#### RECORDS FOR PROCESSING ####

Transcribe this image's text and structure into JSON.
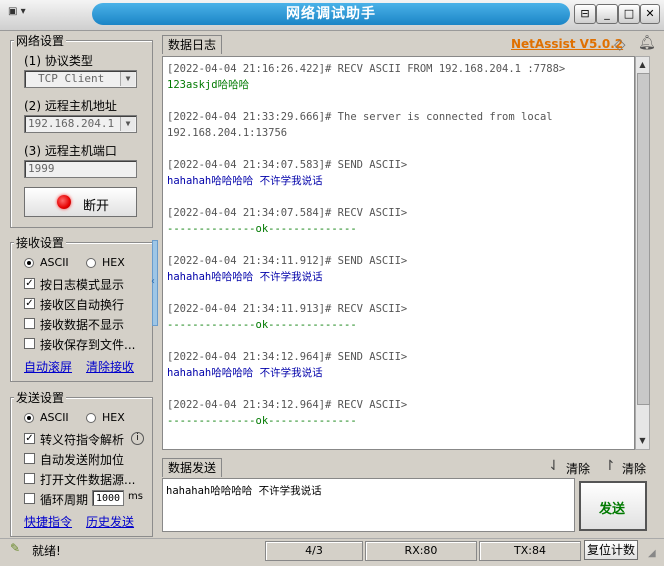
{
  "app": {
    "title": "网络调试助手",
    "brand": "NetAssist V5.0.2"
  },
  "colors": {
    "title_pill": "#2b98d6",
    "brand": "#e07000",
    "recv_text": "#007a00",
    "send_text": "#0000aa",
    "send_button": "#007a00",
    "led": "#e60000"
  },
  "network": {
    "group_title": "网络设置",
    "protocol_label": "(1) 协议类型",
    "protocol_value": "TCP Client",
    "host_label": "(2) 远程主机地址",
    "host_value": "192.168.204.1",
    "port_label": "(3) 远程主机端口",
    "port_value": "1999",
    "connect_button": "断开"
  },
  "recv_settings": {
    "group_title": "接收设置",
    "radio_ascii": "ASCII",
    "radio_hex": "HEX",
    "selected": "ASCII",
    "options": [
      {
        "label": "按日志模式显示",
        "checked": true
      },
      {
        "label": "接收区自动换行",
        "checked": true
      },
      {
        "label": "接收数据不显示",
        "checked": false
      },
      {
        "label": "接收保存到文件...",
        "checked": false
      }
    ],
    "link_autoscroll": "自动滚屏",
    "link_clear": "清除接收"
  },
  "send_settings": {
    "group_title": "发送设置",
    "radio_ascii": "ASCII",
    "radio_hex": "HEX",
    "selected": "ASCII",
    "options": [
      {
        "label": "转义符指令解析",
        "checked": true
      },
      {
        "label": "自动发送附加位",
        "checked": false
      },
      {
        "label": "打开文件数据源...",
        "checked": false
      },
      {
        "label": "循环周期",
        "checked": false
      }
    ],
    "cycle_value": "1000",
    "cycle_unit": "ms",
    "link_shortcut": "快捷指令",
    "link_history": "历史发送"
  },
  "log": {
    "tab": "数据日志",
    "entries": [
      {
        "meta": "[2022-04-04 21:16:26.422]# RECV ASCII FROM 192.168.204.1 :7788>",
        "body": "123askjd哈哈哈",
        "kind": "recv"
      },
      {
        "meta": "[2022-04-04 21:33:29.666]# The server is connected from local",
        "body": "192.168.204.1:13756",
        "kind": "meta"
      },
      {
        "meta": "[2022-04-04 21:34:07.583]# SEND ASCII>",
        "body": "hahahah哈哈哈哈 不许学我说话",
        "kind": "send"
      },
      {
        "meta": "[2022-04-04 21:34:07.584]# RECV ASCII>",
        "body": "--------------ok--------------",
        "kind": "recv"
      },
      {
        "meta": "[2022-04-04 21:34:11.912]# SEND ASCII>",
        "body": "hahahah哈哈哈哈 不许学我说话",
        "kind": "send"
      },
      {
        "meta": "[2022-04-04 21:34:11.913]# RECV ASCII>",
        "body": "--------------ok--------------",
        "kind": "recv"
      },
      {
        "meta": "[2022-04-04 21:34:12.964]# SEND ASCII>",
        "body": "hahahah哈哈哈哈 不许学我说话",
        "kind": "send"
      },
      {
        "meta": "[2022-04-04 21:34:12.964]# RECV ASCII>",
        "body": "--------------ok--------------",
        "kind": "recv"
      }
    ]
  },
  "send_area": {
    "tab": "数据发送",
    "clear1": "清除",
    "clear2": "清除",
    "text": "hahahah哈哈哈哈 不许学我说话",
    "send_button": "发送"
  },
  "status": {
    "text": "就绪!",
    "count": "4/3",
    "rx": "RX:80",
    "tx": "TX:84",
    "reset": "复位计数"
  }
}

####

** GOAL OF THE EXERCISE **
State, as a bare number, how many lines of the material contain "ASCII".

** EXERCISE RESPONSE **
11